▶ Requirement:
From the entries below, list each line with "subtitle".

Segment Open

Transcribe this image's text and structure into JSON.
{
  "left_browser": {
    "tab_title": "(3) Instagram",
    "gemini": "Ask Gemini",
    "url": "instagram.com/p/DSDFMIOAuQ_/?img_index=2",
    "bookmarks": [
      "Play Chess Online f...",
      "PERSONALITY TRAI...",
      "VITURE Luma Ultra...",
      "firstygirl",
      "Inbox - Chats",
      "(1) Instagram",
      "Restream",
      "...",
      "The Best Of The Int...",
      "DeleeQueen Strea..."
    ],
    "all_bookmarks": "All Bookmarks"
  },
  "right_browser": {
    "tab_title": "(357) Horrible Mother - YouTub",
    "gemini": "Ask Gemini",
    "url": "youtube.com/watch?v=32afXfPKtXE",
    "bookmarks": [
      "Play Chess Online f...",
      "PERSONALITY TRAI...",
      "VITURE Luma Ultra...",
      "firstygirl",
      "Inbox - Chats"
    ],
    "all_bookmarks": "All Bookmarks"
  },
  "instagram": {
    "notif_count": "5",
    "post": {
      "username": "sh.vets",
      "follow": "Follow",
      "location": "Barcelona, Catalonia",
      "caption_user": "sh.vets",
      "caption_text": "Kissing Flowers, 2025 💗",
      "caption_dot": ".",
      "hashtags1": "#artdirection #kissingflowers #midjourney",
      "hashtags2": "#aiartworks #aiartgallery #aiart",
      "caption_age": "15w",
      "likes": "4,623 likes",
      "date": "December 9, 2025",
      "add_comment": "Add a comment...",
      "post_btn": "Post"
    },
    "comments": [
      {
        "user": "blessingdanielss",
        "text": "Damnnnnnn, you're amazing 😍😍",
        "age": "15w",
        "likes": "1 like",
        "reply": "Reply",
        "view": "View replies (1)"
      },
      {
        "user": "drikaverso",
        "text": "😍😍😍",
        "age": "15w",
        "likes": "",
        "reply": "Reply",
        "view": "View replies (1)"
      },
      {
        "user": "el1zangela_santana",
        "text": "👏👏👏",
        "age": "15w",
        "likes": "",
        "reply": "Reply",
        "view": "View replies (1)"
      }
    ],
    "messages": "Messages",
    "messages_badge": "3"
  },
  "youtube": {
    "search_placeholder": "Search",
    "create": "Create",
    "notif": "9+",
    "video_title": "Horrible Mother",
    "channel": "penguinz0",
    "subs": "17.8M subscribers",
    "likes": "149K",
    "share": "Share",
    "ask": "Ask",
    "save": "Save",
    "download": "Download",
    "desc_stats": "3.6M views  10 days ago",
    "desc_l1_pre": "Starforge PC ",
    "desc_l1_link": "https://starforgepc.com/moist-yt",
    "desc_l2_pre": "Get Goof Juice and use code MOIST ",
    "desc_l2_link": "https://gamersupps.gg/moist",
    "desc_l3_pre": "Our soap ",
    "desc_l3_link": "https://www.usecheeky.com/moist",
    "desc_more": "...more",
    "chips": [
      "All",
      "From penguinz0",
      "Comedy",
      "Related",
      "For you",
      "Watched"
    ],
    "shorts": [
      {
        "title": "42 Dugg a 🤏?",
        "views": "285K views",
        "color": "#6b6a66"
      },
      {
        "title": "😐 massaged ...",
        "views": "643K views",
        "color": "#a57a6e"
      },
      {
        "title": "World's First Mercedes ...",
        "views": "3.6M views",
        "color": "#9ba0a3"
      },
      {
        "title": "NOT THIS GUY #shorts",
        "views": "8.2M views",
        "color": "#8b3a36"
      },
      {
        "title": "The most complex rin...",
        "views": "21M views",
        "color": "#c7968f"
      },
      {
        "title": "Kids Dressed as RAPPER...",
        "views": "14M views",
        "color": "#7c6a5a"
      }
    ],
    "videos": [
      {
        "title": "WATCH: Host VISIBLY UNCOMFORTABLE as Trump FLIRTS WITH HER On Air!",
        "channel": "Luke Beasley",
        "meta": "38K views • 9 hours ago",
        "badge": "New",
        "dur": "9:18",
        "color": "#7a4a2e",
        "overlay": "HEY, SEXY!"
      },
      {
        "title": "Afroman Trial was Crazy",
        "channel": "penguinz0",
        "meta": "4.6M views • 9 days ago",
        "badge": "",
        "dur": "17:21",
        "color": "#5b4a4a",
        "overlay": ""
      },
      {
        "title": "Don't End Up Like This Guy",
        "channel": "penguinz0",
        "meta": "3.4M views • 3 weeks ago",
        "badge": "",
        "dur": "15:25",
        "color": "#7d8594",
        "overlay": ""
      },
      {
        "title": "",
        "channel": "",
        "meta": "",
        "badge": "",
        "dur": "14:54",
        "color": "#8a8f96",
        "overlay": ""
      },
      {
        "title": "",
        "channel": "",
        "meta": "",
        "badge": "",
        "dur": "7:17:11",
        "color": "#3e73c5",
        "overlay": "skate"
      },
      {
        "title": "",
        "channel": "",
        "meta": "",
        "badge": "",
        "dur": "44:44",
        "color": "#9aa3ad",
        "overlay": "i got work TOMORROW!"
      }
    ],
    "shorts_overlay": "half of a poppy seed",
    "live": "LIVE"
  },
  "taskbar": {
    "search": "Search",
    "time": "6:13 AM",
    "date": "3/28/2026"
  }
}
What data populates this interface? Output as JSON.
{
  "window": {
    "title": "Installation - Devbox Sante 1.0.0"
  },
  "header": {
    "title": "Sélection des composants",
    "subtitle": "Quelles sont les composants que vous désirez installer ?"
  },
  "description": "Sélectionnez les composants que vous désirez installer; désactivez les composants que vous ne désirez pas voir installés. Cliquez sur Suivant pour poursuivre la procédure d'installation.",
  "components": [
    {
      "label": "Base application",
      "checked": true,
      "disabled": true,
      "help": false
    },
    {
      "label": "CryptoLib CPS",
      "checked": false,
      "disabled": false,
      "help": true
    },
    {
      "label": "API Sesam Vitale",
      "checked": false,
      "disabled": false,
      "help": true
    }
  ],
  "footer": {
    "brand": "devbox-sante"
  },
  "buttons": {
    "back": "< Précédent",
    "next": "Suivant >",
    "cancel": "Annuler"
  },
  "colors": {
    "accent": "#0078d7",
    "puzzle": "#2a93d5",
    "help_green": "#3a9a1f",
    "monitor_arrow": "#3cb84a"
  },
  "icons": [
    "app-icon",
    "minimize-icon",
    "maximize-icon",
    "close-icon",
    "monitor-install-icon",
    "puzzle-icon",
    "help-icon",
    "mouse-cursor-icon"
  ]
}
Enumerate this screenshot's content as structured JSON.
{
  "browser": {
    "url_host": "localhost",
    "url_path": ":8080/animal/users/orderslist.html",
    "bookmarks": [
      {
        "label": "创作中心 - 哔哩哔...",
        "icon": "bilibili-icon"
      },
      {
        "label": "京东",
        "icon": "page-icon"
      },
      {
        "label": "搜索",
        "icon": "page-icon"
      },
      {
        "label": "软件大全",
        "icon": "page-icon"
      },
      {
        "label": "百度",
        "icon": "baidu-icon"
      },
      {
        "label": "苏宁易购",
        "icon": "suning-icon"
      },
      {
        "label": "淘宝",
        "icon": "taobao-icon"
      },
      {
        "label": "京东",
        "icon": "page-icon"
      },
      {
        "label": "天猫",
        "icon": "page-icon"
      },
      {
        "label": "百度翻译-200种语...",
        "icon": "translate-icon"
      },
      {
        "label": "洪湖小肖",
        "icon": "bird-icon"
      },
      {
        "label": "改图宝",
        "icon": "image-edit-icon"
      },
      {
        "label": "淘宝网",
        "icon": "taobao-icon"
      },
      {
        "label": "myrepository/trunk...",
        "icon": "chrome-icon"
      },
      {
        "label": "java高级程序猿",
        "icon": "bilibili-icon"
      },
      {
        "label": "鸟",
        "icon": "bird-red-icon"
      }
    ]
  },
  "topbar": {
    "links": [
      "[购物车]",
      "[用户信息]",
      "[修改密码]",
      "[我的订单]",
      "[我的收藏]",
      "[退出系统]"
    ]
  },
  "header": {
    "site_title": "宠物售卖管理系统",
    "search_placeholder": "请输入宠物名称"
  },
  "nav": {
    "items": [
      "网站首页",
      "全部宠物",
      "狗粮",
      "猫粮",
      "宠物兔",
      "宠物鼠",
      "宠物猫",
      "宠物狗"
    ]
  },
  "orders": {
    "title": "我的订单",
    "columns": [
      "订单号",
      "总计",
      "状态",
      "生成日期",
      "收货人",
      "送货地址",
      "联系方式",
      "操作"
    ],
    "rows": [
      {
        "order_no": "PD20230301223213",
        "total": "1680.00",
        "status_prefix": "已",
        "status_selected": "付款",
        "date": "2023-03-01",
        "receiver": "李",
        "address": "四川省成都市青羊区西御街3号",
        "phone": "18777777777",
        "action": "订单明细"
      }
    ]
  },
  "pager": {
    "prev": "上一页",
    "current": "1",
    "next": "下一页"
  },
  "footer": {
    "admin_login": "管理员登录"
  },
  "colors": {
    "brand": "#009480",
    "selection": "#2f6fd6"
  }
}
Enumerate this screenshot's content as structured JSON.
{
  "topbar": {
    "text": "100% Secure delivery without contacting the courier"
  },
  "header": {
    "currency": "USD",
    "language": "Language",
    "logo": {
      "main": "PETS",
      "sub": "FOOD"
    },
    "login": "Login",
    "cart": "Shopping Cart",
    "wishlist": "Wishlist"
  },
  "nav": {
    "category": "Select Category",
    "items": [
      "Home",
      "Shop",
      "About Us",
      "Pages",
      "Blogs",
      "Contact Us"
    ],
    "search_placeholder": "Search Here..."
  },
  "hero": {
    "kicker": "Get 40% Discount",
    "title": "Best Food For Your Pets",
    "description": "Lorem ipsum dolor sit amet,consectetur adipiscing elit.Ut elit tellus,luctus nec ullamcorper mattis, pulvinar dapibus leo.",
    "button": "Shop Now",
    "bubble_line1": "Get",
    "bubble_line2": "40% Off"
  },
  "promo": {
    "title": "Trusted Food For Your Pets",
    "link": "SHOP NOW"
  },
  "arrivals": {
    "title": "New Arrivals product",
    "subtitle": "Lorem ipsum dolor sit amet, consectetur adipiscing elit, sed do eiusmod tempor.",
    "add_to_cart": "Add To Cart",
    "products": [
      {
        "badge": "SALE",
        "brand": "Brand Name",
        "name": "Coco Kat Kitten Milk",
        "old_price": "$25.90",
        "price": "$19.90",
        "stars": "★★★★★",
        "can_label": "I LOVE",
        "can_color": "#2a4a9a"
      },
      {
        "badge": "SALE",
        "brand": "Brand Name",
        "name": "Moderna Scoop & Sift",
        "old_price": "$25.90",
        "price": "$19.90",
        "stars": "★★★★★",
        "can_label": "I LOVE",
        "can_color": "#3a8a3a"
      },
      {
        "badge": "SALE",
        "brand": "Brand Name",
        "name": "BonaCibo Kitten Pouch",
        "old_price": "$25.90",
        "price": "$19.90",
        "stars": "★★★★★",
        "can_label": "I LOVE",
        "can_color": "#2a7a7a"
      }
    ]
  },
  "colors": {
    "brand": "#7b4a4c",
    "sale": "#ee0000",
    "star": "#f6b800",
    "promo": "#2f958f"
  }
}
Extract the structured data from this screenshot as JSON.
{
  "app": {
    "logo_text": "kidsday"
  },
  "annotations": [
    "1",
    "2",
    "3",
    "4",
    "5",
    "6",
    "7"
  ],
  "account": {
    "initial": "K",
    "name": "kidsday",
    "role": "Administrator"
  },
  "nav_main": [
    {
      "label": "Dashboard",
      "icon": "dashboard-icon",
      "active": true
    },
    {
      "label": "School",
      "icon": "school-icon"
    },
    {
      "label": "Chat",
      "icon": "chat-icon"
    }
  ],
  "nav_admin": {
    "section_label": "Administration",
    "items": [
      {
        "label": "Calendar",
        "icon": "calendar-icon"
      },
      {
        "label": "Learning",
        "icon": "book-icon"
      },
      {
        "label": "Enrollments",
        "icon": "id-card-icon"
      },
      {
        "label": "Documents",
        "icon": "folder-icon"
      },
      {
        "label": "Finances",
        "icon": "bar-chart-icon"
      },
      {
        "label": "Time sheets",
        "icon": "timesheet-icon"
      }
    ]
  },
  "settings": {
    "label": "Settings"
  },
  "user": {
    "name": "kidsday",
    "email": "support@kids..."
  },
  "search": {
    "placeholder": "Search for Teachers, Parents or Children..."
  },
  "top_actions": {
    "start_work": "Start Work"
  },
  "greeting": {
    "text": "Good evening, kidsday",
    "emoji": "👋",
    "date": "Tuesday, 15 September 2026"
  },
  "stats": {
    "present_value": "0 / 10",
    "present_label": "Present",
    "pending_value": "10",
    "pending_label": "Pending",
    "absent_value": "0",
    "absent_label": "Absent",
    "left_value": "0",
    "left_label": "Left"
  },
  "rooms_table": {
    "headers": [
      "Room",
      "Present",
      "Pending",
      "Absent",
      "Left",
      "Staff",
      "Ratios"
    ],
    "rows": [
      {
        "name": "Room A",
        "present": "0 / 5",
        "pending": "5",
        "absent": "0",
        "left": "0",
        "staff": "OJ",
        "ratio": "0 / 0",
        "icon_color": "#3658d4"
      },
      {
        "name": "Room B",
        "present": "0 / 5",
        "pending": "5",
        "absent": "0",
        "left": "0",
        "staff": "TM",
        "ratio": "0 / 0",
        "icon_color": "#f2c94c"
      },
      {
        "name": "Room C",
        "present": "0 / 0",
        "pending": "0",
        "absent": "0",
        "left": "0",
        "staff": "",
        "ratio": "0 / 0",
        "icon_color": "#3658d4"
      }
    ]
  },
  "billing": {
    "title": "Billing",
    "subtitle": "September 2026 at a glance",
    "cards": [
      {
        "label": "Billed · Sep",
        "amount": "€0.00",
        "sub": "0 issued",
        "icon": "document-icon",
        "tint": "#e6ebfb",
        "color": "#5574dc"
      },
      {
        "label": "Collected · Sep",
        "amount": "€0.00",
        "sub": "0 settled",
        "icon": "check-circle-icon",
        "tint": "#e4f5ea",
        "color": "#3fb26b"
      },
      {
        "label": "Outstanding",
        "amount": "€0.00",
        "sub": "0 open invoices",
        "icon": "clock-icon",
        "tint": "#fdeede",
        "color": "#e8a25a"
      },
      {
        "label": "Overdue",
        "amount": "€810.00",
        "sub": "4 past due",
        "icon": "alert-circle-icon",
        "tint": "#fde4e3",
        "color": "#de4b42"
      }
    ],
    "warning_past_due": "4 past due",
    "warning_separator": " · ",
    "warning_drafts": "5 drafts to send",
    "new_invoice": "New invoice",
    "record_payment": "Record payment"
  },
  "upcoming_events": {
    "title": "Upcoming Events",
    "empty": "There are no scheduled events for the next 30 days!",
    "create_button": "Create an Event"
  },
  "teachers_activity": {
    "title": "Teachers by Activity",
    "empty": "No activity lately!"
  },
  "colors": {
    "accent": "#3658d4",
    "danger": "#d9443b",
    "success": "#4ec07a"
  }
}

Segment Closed

▶ Answer section:
    "subtitle": "Quelles sont les composants que vous désirez installer ?"
    "subtitle": "Lorem ipsum dolor sit amet, consectetur adipiscing elit, sed do eiusmod tempor.",
    "subtitle": "September 2026 at a glance",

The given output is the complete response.